Italian Pinot Nero

A wine of unique terroir

 


Next » 1 of 7
Italian Pinot Nero
As you might have guessed, I love Italian wine. Pinot Nero might be tough to define as Italian wine, but it has a century long history in Italy and offers an alternative style to the myriad other styles of Pinot produced around the world.

So what makes Pinot Nero Italian? The terroir of course. Almost all of the wines I tried during this tasting hailed from the Alto Adige, that northern-most province of Italy's center that is blessed with gorgeous mountain valleys fit for vines from floor to hilltop. Pinot expresses something unique in this region because of those hillside vineyards and the climate, which often calls for a sweater at 600 meters even in the heart of summer.  

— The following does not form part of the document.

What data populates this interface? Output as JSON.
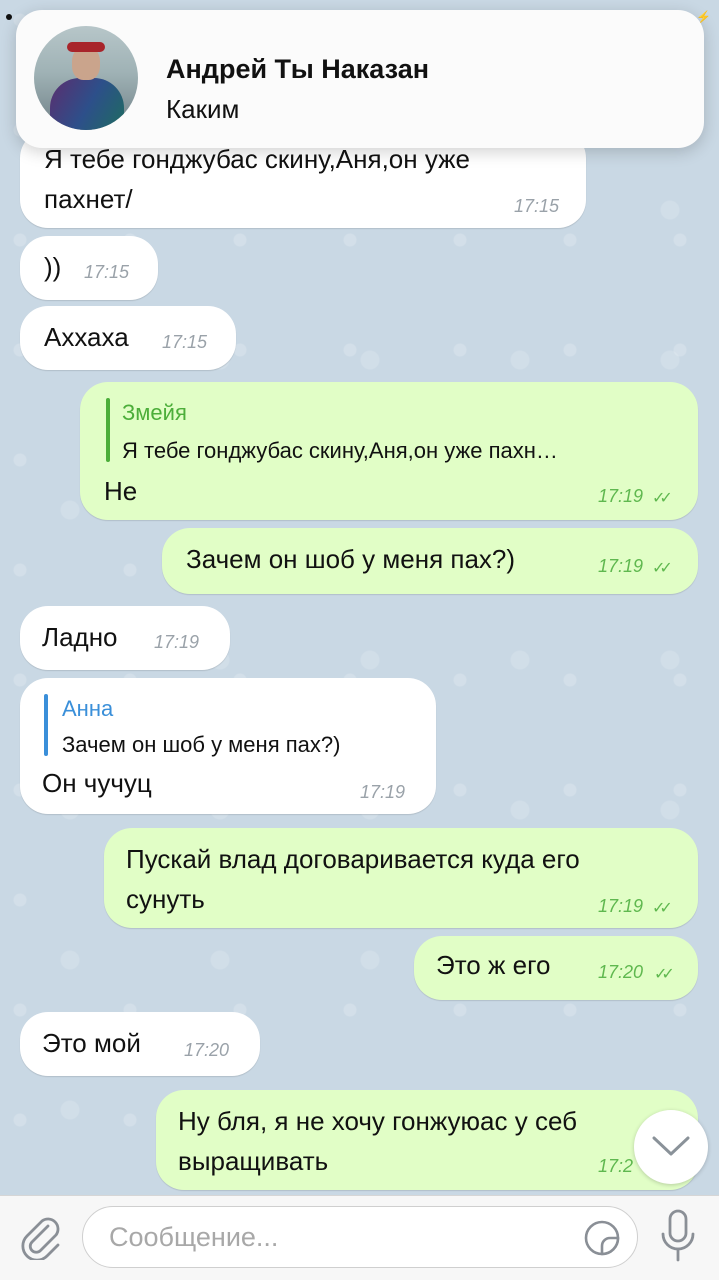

Though it can be cool at night, daytime temperatures in an Alto Adige summer are plenty warm. This shift in temperatures, known as a diurnal shift, allows for the full ripening of the fruit without the development of any jammy flavors. In fact, one of the issues many people have with Alto Adige Pinot Neros is that lack of fruit, which even I can see as a fault sometimes. When Pinot Nero lacks the requisite fruit flavors, the wines tend towards pronounced forest floor and earthy flavors, but when producers capture the fruit, there is a clarity and brilliance to it that very few other Pinot Noirs can compete with.

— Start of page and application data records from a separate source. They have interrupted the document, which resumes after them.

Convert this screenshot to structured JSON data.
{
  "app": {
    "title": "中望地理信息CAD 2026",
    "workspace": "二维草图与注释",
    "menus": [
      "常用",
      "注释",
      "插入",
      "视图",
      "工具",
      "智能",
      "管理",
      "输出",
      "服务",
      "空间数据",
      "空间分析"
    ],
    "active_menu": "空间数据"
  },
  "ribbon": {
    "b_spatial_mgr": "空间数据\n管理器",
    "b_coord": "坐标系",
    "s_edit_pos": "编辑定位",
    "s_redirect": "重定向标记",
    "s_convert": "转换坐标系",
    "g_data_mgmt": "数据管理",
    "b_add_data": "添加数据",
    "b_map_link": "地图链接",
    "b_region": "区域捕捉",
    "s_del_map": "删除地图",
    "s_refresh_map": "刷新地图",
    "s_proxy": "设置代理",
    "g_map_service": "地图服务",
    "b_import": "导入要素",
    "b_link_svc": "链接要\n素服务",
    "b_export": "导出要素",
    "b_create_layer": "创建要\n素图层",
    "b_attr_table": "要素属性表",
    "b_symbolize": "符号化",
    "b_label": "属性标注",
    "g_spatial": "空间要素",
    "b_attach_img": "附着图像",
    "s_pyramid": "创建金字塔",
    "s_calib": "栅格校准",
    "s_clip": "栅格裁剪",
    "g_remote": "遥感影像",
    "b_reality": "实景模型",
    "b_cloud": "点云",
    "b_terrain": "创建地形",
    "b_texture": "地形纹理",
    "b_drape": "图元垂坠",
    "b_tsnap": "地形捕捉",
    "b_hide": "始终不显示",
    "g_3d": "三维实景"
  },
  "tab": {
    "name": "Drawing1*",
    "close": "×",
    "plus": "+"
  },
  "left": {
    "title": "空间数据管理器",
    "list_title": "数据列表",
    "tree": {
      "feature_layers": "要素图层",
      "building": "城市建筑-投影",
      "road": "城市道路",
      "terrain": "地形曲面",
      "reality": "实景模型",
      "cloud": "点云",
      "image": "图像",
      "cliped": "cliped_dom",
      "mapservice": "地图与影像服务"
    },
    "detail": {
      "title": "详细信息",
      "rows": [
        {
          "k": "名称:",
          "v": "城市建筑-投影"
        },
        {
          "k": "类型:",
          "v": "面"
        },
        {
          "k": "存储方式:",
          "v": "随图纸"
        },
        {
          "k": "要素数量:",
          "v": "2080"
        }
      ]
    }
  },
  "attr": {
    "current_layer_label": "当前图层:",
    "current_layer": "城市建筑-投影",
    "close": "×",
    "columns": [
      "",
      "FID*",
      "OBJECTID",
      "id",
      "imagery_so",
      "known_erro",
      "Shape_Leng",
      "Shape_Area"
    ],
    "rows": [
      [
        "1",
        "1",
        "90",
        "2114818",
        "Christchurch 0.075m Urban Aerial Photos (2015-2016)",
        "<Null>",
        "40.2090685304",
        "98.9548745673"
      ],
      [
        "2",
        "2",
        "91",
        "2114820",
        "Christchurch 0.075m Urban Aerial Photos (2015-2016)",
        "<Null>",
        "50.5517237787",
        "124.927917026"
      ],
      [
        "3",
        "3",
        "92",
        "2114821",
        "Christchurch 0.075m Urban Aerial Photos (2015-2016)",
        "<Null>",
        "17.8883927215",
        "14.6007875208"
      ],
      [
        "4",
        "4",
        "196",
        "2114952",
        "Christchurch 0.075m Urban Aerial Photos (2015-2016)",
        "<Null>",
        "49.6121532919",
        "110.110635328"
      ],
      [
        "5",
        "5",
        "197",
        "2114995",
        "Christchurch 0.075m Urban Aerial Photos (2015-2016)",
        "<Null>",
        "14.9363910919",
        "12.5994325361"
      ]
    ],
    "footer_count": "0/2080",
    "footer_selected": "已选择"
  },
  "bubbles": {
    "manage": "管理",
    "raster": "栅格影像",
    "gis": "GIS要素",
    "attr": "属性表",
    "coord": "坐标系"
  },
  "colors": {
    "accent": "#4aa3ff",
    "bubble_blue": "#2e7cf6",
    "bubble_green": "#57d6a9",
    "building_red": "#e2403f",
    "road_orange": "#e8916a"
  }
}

Find out who captured that fruit!

Photo courtesy Achernar via Flickr/CC

Mentioned in this article

Comments

  • Snooth User: nikolaki
    558588 0

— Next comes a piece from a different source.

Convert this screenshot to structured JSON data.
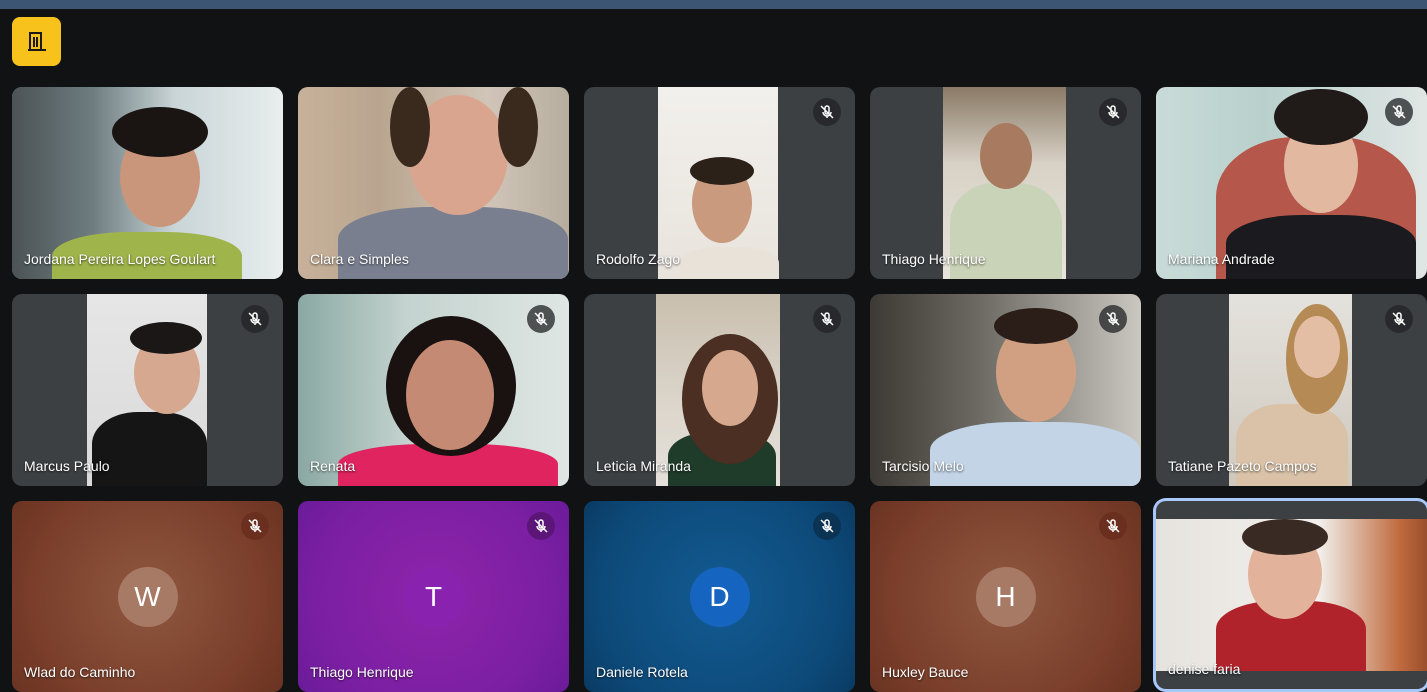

    have you tried the Vicolo?

    Nov 29, 2011 at 1:39 PM


  • The only Pinot Nero that I could find from the LCBO search in Ontario

    MAZZETTI D'ALTAVILLA MARCO POLO GRAPPA DI PINOT NERO
    VINTAGES 248054 | 500 mL bottle

    Price: $ 99.95
    Spirits, Eau-de-Vie, Grappa
    40.0% Alcohol/Vol.


    Made in: , Italy
    By: Mazzetti D'Altavilla

    Release Date: Oct 29, 2011

    Description
    A great single-variety Grappa from a premium producer. ?The bottle contains a delicate glass sailing vessel and rests on a wooden pendulum 'spillatore' or pouring apparatus. A unique attention-grabbing gift.

    Nov 29, 2011 at 4:49 PM


  • Did some more searching and found this bottle from Puglia. Also some inexpensive pinot nero from Sicily. Is this the same as the Alta Adige style?

    RIVERA VIOLANTE NERO DI TROIA 2008
    VINTAGES 583435 | 750 mL bottle

    Price: $ 15.95
    Wine, Red Wine
    13.0% Alcohol/Vol.

    Sugar Content : XD

    Made in: Puglia, Italy
    By: Azienda Vinicola Rivera Spa

    Release Date: Sep 17, 2011

    Tasting Note
    I tasted this as a vat sample at the winery in February 2011. Made 100% from the nero di Troia variety, it delivers full flavours of bright fruit that show very good complexity, a tangy texture from the fruit-acid balance, and a firm but manageable tannic grip. Overall, it's well-made, good value, and a successful partner for rich pasta dishes. Score - 4 Stars (out of 5). (Rod Phillips, rodphillipsonwine.com, March 3, 2011)

    Nov 29, 2011 at 5:11 PM


  • Snooth User: hugh27
    Hand of Snooth
    253137 65

    If you really want to find something unique in Italian (or others) wines look for the Gratina Grape- this is a cousin of the Merlot and has been authenticated by the University of Pisa as a true Vinifera varietal. At this point there are only 6000 vines in existence and it is produced under the Brand name "Siro" by the Fattorio di Gratina in southern Tuscany- Loads of red fruit and big structure with long lasting taste showing Licorice chocolate and plums- Grown in perfect soils,- stony clay that permit deep root penetration to pick up the bedrock flavours- and is certified organic- due to the unique natural quality of these vines they may be pre phyloxxera- this has got to be the rarest of the rare

    Nov 30, 2011 at 10:24 AM


Add a Comment

Search Articles


Best Wine Deals

See More Deals »

Daily Wine WisdomMore Wine Tips








Snooth Media Network